Looking to get a better grip on your personal finances? Want to know how much cash you can afford to spend today, this week or this month? Level Money for iOS could be for you - if you're OK with providing some sensitive login credentials.
In an effort to economize, I recently started putting a specific amount of money in my wallet every Monday. When that cash is gone, I know I can’t—make that shouldn’t—spend any more.
The developers of Level Money, a new, free iOS app, are going for a similar effect. After you input your credit card and bank account website logins, the app crunches the numbers. Then it tells you, in an elegant Steve Jobsian way, how much “spendable” money you have left.
If the sentence “after you input your credit card and bank account website logins” stopped you cold, Level Money, Inc. says it uses the “same 128-bit encryption as banks and other financial institutions.”

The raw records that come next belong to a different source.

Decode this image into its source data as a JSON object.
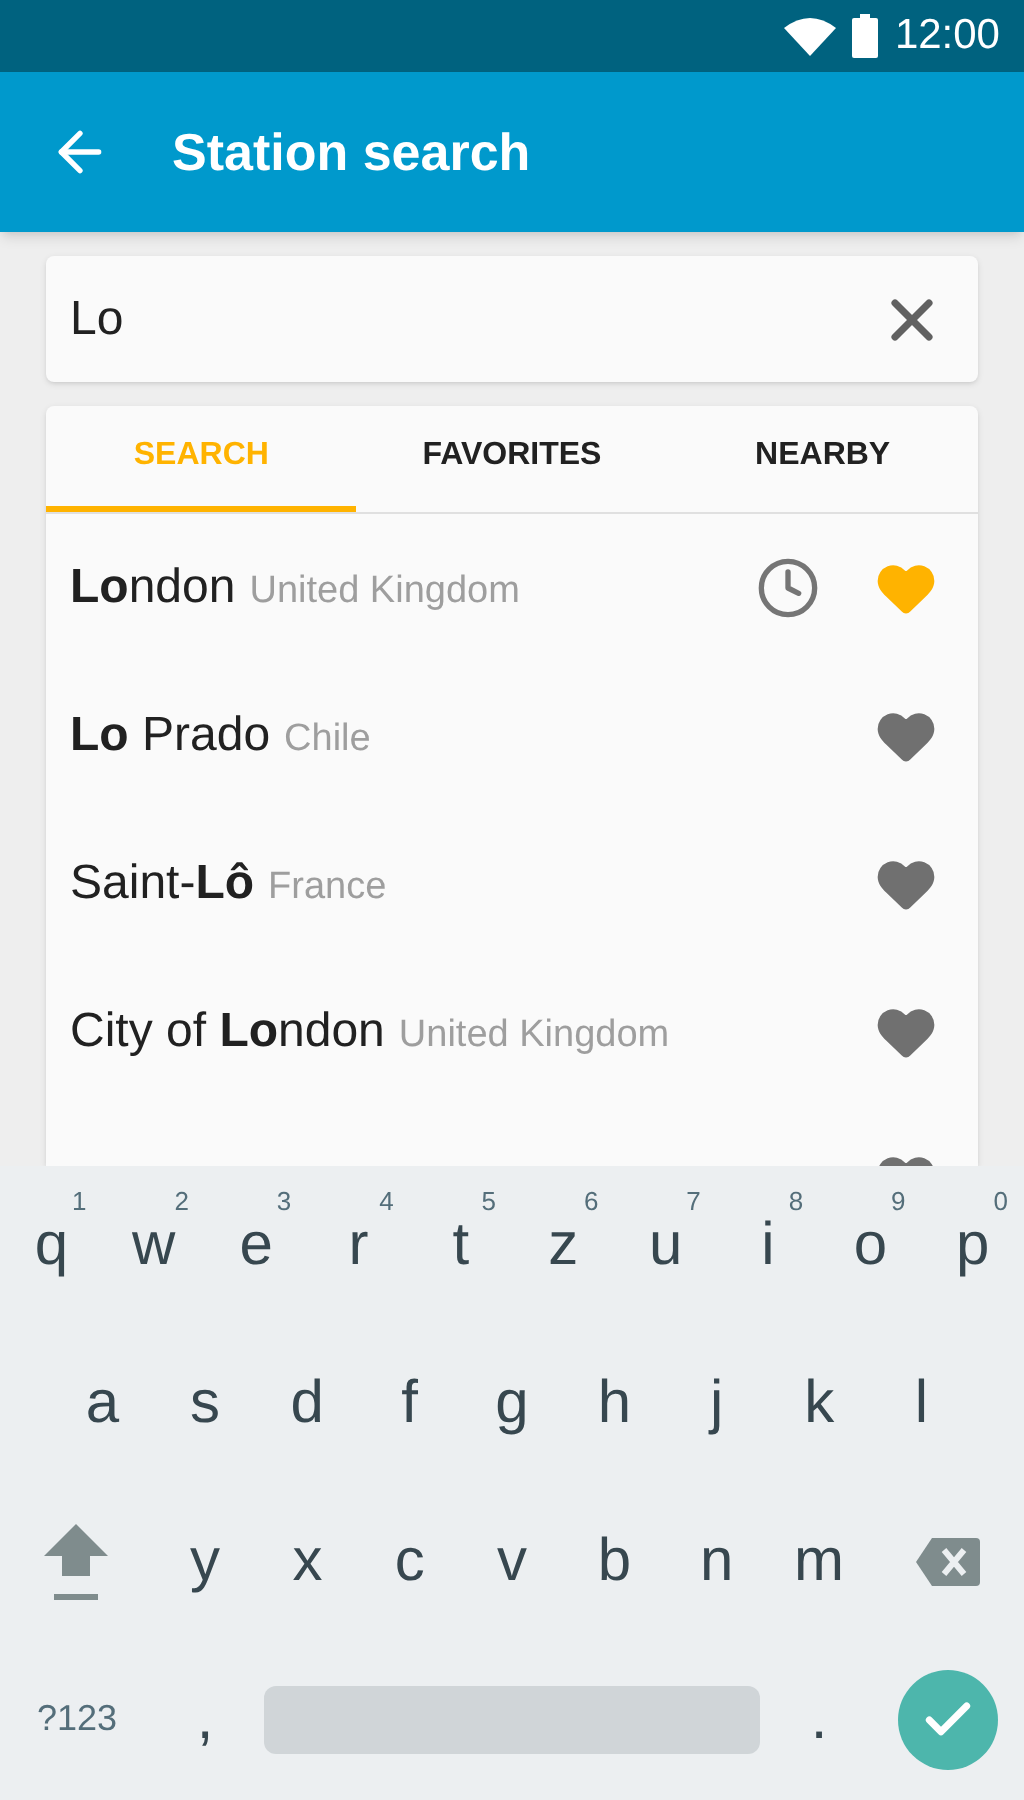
{
  "status_bar": {
    "time": "12:00"
  },
  "app_bar": {
    "title": "Station search"
  },
  "search": {
    "value": "Lo"
  },
  "tabs": [
    {
      "label": "SEARCH",
      "selected": true
    },
    {
      "label": "FAVORITES",
      "selected": false
    },
    {
      "label": "NEARBY",
      "selected": false
    }
  ],
  "results": [
    {
      "name": "**Lo**ndon",
      "country": "United Kingdom",
      "recent": true,
      "favorite": true
    },
    {
      "name": "**Lo** Prado",
      "country": "Chile",
      "recent": false,
      "favorite": false
    },
    {
      "name": "Saint-**Lô**",
      "country": "France",
      "recent": false,
      "favorite": false
    },
    {
      "name": "City of **Lo**ndon",
      "country": "United Kingdom",
      "recent": false,
      "favorite": false
    },
    {
      "favorite": false
    }
  ],
  "keyboard": {
    "rows": [
      [
        {
          "kind": "letter",
          "label": "q",
          "hint": "1"
        },
        {
          "kind": "letter",
          "label": "w",
          "hint": "2"
        },
        {
          "kind": "letter",
          "label": "e",
          "hint": "3"
        },
        {
          "kind": "letter",
          "label": "r",
          "hint": "4"
        },
        {
          "kind": "letter",
          "label": "t",
          "hint": "5"
        },
        {
          "kind": "letter",
          "label": "z",
          "hint": "6"
        },
        {
          "kind": "letter",
          "label": "u",
          "hint": "7"
        },
        {
          "kind": "letter",
          "label": "i",
          "hint": "8"
        },
        {
          "kind": "letter",
          "label": "o",
          "hint": "9"
        },
        {
          "kind": "letter",
          "label": "p",
          "hint": "0"
        }
      ],
      [
        {
          "kind": "letter",
          "label": "a"
        },
        {
          "kind": "letter",
          "label": "s"
        },
        {
          "kind": "letter",
          "label": "d"
        },
        {
          "kind": "letter",
          "label": "f"
        },
        {
          "kind": "letter",
          "label": "g"
        },
        {
          "kind": "letter",
          "label": "h"
        },
        {
          "kind": "letter",
          "label": "j"
        },
        {
          "kind": "letter",
          "label": "k"
        },
        {
          "kind": "letter",
          "label": "l"
        }
      ],
      [
        {
          "kind": "shift"
        },
        {
          "kind": "letter",
          "label": "y"
        },
        {
          "kind": "letter",
          "label": "x"
        },
        {
          "kind": "letter",
          "label": "c"
        },
        {
          "kind": "letter",
          "label": "v"
        },
        {
          "kind": "letter",
          "label": "b"
        },
        {
          "kind": "letter",
          "label": "n"
        },
        {
          "kind": "letter",
          "label": "m"
        },
        {
          "kind": "backspace"
        }
      ]
    ],
    "bottom_row": {
      "symbols_key": "?123",
      "comma_key": ",",
      "period_key": "."
    }
  }
}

In the app’s FAQ, Level Money explains that “through a partnership with Intuit, we briefly use your bank login credentials to retrieve your transaction data and account information. We do not store your credentials and your information remains safe and secure while allowing the app to detect trends in cash flow and understand spending needs.”
Personally, I’m fine with that, but I can see how some people would still be apprehensive. If you don’t feel comfortable, this app isn’t for you.
Level Money takes 10-15 minutes to set up, depending on how many accounts you link. The app then detects your income and figures out how much you need to spend each month on recurring bills. It presents you with a list of those recurring charges, which you can correct or delete.
Next, the app totals your monthly income and bills and asks how much you’d like to save. It recommends between 5 and 10 percent of your income. Using plus and minus signs, you can calculate the percentage of your spendable income to save.
Finally, Level Money presents you with three circles: how much you can spend today; this week; and this month. How accurate those figures are will depend on how thoroughly you link your spending accounts. In my case, Level Money’s spendable money amounts were higher than my personal amounts.
The app worked smoothly for me, most of the time. After adding bank accounts, I went back later and tried to add another account (from the same financial institution). I entered my login credentials, but Level Money wouldn’t connect me. Closing the app and relaunching it did the trick.
Once I added another account, though, I had to go back through most of the same initial setup.
Level Money is currently only available for iOS, but the company says it’s working on an Android app.
It’s a valuable app, and it could become more useful with future upgrades. Level Money will help give you at least some glimpse of your spendable cash, which makes it worth a try—if you’re comfortable with its security claims.
James A. Martin is a seasoned tech journalist and blogger based in San Francisco and winner of the 2014 ASBPE National Gold award for his CIO.com blog. He writes CIO.com's Living the Tech Life blog and is also a content marketing consultant.